No, this has nothing to do with the Denver motorshow nor the generally healthy state of carmakers (with the obvious exception of Das Auto). Not even with the unfortunate passing of Ziggy Stardust aka David Bowie after a run of well over 100 singles and nearly as many albums. No, today marks the first anniversary of the January 11, 2015 Paris march that followed the Charlie Hebdo killings on that same january 7th – an event that was the topic of the first in this series of chronicles (1). And the topic is how the current french regime is trying to maximise political mileage from terrorism, using and abusing « security » for political advantage in view of the 2017 presidential elections.
As with every election since the famous showdown between presidential candidates Jacques Chirac and Jean-Marie le Pen back in 2002, the emergence of the National Front on the ashes of french derilict national governance is having everyone up in arms.
It sounds very much as if political agents and press commentators all suffer from deep Alzheimer, each time rediscovering that about 25-30% of voters (50% of the eligible population) vote FN and each time analysing why this is so. And, each time, coming up with the same diagnostics which they promptly forget once the election is over. This time this effect is further reinforced in the wake of the november 13 shootings in Paris.
Had I known, I would have saved the title of my previous chronicle, « From the killing fields to autocracy« , for today. How relevant that would have been now that we are in a suspended state of democracy. As the islamic killing teams wrought havoc to the parisian nightlife last Friday, the bottomless pit of hypocrisy that passes here for national governance has voted to hijack the traditional pitch of the far-right: securty is the first of our freedoms, hence the need to curtail all other freedoms for its sake.
See the end of this article for an explanation of the above picture.
On Saturday October 17th, two days after the publication of The Drone Papers describing US drone-enabled assassinations leaked to The Intercept, the french paper Le Monde put out a story about the french military specifically targeting a French ISIS fighter called Salim Benghalem. And apparently succeeding in killing him. Benghalem was said to be the general manager of french-speaking ISIS recruits and listed on the list of most wanted terrorists.
Alain Finkielkraut is a well-known essayist turned radio host on the « Répliques » programme from national radio channel France Culture.

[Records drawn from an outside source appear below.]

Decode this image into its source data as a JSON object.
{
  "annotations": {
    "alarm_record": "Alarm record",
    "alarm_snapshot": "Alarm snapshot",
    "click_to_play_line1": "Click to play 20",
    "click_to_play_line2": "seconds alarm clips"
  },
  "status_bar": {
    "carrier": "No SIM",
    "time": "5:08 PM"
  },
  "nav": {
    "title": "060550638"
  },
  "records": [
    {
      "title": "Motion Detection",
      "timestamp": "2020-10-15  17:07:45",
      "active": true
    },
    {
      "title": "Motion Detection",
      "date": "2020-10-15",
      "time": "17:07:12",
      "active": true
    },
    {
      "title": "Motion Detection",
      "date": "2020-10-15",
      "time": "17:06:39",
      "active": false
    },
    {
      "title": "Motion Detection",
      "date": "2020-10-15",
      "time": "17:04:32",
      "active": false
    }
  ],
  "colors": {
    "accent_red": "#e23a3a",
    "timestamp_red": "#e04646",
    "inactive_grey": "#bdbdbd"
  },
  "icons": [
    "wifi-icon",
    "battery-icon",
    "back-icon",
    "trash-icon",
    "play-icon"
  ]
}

Finkielkraut is seen as a somewhat conservativish, right-wingingish actor in the french intellectual landscape and certainly holds some debatable views, which make his work all the more interesting.

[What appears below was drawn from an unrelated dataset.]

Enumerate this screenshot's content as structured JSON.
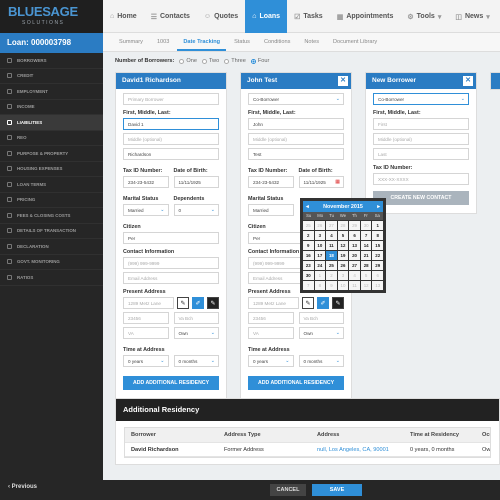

This week’s Charlie Hebdo satirical drawings relating to the drowning of the Syrian toddler on a Turkish beach, and more generaly to the migrant/refugee flux into the EU, drew international salvos of criticism. Was this the work of a journal whose near demise from terrorism led to one of the biggest march for freedom of speech in recent history? You bet.
We all had a good laugh this week when ex-and-would-be-next-president Sarkozy said that « France, throughout eternity, as always been on the side of the oppressed and always on the side of the dictators, always on the side of the one thrown into prison for believing in his ideas ». (1)
Sarkozy is one of the world’s biggest hypocrits and liars but for once he said something true: France is, indeed, always on the side of dictators unless it wants to change the incumbent dictator for a more convenient one. Or for chaos, which is just another form of dictatorship with new opportunities.
That’s it: end of summer vacations, back to work, school or, preferably, the french chronicles. France is gripped by the difficult question of the massive arrival of migrants in Europe, symbolised here by the Calais beach shantytown, but the dimension of which is forcing the establishment to get its head out of the sand of the said beach: 340 000 refugees have entered the EU since the beginning of 2015, a human wave not seen here since WWII.
I don’t know if it’s El Niño’s fault but it’s been hot around here for the past few days. Good weather for the grapes here in Southern Burgundy, at the same time as the UNESCO includes the Burgundy wine-making area (so-called « Climats de Bourgogne ») in its world heritage listing. This could boost wine tourism in the area, though at what cost I don’t know.
France has a real problem. Well it has a multitude of real problems, but it has one particular real problem identified by its screams and finger-pointing: Prime Minister Manuel Valls. Born in Spain in 1962, member of the French Parliament from 2002 to 2012 when he took office as Interior Minister under then-PM Jean-Marc Ayrault, before becoming himself PM in March 2014, Manuel Valls was always the short-tempered, authoritarian kind of guy but these caracteristics combined with the power of prime-ministership are becoming a serious liability for this country.
The « République » was the focus of french political action this week. Attachement to « republican values » and to the very concept of « the republic » was hotly contested between the governing socialists under François Hollande and the conservative oppostion party which has just relabelled itself « Les Républicains ».